The use of healthcare would increase as people would see their physicians and dentists more frequently for example and that this would drive up expense by 12 percent. This would be balanced by a 9 percent decrease due to less need for system administration, 5.9 percent decrease due to lower prices on pharmaceuticals, 2.8 percent drop from uniform rates on the delivery side, and a 1 percent drop due to fraud and waste programs. Overall, the 12 percent increase in cost from utilization would be balanced by a 19 percent saving. If we apply that to the $3.65 trillion dollars which healthcare cost in 2018, there would be a reduction of $310+ billion.
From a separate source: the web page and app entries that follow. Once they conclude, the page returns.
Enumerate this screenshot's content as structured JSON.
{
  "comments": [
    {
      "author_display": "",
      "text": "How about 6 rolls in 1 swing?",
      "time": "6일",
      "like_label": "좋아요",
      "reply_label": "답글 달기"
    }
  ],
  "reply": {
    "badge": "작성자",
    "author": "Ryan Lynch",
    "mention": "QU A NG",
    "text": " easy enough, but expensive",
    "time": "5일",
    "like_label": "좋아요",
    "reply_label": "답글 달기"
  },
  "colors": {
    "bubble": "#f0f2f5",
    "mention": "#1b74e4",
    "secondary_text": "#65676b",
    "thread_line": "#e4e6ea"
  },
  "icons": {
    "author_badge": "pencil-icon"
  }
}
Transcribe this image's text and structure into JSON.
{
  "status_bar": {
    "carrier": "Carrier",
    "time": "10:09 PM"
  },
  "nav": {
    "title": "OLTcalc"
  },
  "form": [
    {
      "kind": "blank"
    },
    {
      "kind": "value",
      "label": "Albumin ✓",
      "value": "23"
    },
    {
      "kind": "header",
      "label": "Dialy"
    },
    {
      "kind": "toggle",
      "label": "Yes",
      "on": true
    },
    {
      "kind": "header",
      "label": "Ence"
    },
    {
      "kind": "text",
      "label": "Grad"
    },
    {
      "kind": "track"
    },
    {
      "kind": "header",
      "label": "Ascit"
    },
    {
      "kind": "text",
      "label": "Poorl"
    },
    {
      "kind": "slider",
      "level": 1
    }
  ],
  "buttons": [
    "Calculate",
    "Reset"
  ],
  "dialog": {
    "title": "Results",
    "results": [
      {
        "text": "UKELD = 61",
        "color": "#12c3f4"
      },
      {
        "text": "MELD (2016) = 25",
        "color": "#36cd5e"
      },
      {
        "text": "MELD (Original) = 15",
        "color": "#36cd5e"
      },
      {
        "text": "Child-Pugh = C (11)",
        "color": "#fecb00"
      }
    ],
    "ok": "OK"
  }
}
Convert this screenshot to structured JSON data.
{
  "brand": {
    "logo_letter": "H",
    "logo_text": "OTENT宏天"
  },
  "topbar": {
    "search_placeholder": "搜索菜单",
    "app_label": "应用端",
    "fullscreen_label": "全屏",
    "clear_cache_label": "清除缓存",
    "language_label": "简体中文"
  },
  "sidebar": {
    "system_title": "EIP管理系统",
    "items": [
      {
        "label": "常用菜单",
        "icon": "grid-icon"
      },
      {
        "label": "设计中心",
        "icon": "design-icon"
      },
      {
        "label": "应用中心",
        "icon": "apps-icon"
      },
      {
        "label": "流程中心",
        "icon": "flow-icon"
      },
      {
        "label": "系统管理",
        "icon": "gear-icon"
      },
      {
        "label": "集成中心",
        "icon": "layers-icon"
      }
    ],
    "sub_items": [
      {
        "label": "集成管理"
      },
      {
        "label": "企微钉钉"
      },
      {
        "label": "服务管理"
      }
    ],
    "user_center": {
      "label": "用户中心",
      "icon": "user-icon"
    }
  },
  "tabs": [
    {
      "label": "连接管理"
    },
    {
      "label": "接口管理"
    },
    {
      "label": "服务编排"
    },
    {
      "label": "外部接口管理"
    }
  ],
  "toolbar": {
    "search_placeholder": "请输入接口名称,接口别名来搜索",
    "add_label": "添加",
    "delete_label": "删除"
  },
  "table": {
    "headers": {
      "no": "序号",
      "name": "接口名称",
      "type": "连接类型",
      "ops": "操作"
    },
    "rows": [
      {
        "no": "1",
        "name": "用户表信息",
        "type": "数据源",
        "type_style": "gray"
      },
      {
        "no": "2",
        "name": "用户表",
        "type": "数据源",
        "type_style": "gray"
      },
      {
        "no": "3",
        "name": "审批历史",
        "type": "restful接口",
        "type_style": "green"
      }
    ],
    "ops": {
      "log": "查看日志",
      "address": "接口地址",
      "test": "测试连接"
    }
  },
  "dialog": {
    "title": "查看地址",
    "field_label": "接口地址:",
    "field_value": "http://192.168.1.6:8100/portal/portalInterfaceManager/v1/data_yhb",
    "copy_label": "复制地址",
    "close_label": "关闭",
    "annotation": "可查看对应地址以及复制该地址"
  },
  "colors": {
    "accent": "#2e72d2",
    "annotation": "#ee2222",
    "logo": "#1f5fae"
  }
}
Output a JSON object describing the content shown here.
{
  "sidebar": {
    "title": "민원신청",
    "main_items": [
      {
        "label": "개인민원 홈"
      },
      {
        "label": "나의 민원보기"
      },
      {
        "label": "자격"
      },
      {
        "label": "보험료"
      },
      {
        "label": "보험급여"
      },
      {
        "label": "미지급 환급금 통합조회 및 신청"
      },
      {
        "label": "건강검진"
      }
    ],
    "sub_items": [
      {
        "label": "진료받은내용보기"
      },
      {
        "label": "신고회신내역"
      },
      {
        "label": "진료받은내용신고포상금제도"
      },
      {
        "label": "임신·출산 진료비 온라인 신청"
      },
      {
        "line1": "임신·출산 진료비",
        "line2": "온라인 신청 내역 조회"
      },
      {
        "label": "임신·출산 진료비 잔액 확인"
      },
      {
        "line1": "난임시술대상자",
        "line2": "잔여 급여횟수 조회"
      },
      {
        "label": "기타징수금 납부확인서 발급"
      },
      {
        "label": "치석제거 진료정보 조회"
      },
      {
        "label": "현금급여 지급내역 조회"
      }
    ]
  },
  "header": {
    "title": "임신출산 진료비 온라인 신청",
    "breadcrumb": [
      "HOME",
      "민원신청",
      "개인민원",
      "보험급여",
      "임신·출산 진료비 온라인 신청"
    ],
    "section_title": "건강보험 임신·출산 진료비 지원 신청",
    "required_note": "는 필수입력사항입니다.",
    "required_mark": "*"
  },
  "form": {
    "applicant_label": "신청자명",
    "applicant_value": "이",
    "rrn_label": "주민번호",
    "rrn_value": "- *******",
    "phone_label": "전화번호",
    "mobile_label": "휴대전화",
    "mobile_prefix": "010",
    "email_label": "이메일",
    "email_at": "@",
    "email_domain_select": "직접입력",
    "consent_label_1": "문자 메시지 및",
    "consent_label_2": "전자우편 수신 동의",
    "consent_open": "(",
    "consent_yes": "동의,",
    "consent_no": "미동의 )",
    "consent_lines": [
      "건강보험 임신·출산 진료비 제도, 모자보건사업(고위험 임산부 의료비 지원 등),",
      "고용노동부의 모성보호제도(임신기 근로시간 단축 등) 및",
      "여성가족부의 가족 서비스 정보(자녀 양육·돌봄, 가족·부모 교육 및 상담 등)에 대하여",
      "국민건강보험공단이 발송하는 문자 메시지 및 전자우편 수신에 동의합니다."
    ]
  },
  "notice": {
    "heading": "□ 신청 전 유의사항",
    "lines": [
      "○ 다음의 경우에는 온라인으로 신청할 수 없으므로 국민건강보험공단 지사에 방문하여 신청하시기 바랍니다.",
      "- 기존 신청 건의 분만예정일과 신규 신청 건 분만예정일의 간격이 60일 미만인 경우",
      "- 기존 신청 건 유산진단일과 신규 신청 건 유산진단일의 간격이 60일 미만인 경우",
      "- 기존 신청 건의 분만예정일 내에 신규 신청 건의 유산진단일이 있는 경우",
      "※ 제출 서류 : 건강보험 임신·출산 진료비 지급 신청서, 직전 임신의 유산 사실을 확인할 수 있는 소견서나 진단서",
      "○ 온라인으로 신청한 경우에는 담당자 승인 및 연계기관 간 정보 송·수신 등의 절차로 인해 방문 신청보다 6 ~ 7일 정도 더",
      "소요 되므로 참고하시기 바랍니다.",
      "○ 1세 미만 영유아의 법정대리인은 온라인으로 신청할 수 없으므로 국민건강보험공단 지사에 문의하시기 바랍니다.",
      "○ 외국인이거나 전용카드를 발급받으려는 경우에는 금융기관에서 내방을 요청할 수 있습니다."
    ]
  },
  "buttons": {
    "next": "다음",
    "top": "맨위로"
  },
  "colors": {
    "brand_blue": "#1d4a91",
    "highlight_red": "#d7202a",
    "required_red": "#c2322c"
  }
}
Next time I will discuss the four choices we have for health care models.
Keep an eye out for my soon to be published book: Earthquake: How America’s Ever-changing Healthcare System Victimizes Americans
- Armour, Stephanie and Kristina Peterson, “House Democrats Reveal Plan for Medicare for All,” Wall Street Journal Politics/Health Policy, 26 Feb. 2019, wsj.com/articles/house-democrats-reveal-plan-for-medicare-for-all-11551219200
- Herman, Bob, “The US spent $3.65 trillion on health care in 2018, and higher spending won’t slow down,” AXIOS, 21 Feb. 2019, www.axios.com/health-care-hospital-doctor-drugs-spending-2017-cefd2bd3-95df-47ea-b309-84ad43669464.html
- gov Centers for Medicare and Medicaid Services, www.cms.gov/research-statistics-data-and-systems/statistics-trends-and-reports/nationalhealthexpenddata/nationalhealthaccountshistorical.html
- Hellander, Ida, “How Much Would Single Payer Cost? A Summary of Studies,” PNHP, pnhp.org/facts/single-payer-system-cost
- Bump, Jesse B., “The long road to universal health coverage. A century of lessons for development strategy,” PATH, 19 Oct 2010, http://brasil.campusvirtualsp.org/sites/default/files/DIM-The-Long-Road-to-UHC.pdf